# PROBLEM STATEMENT:
Find the lines in the listing below that include the word "text", and report how many there are, with nothing more.

# RECORDS FOR THIS EXERCISE:
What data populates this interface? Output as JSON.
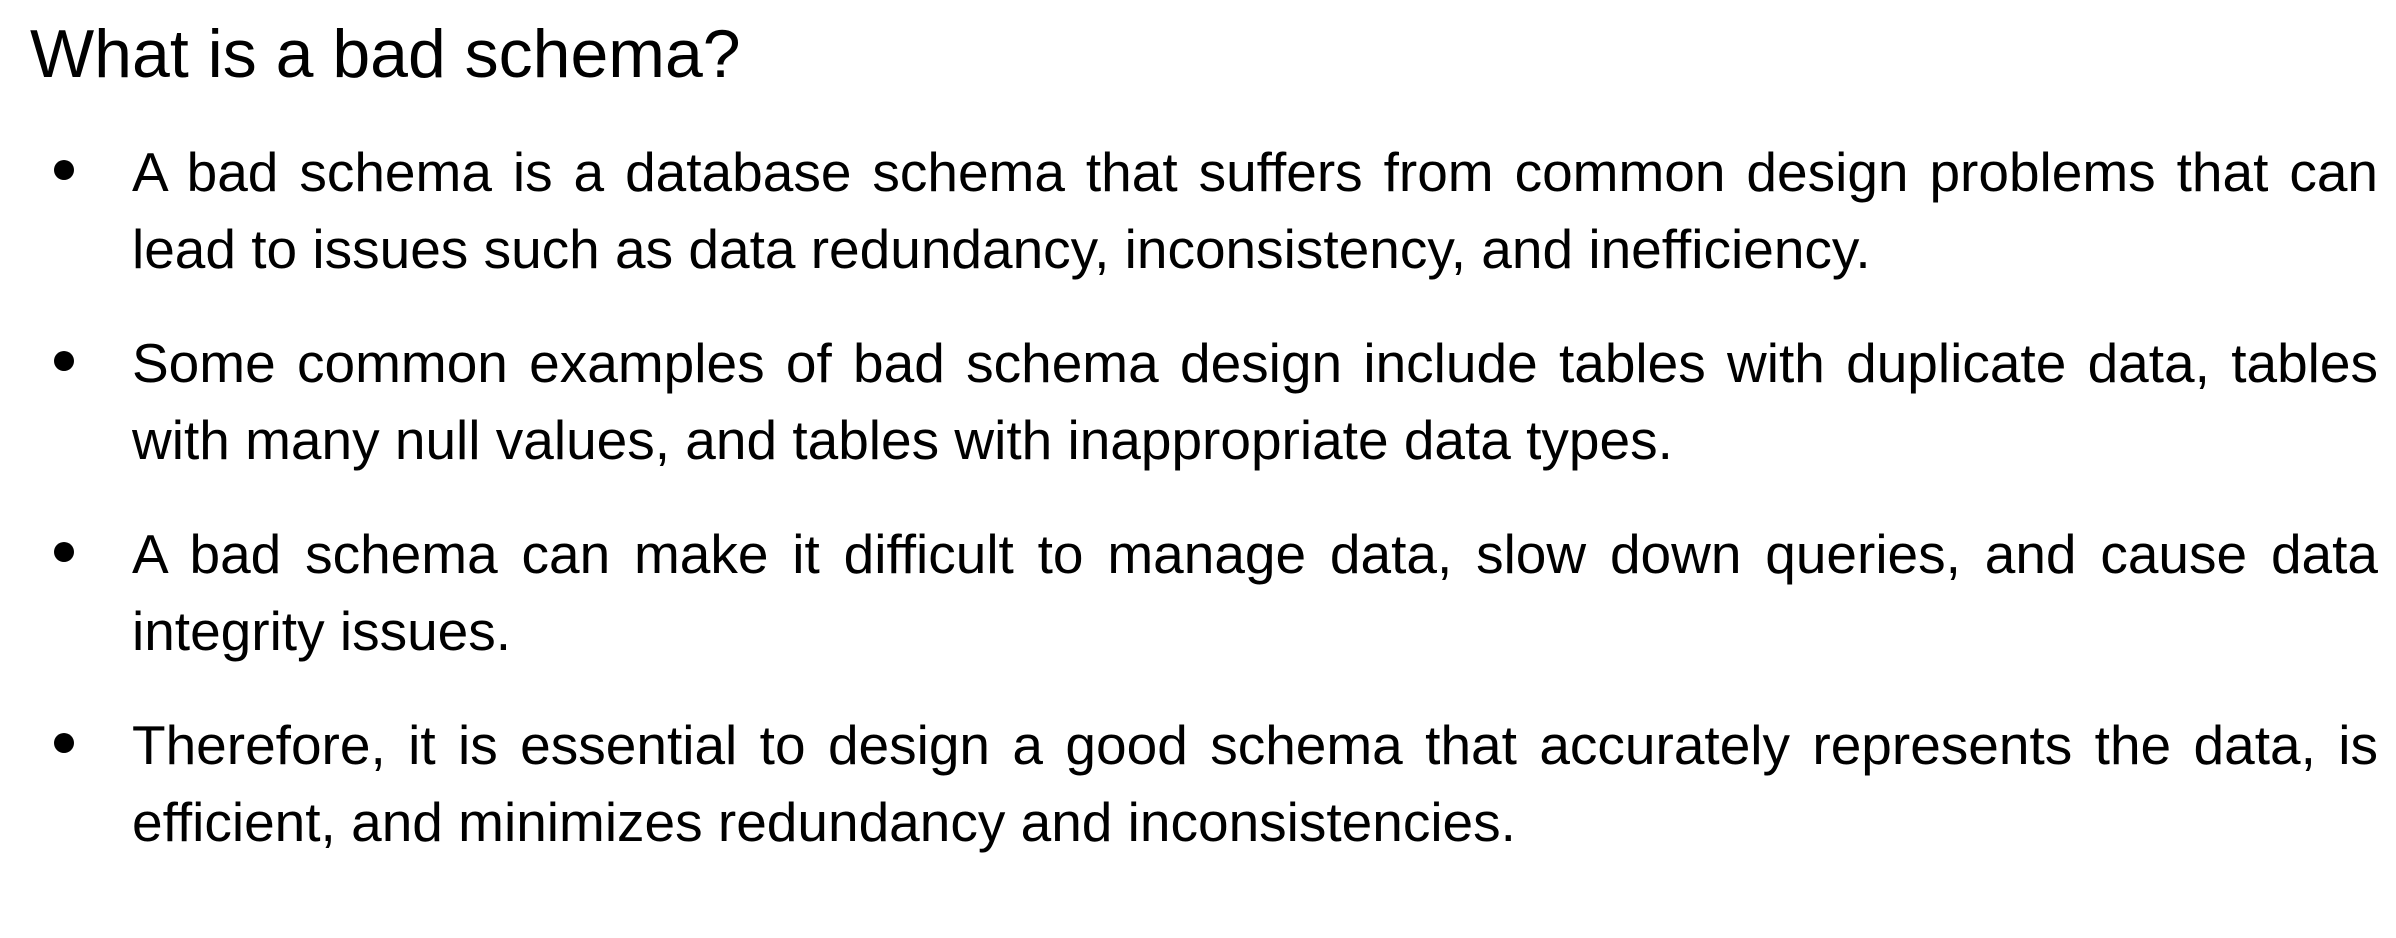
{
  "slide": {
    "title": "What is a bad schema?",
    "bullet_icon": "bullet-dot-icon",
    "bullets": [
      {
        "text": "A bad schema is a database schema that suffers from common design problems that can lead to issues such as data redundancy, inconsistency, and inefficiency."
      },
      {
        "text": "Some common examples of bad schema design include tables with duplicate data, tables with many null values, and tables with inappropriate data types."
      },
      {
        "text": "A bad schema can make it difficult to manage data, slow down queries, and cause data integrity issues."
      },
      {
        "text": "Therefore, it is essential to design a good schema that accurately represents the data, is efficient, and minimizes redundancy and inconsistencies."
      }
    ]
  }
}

# RESULT FOR THIS EXERCISE:
4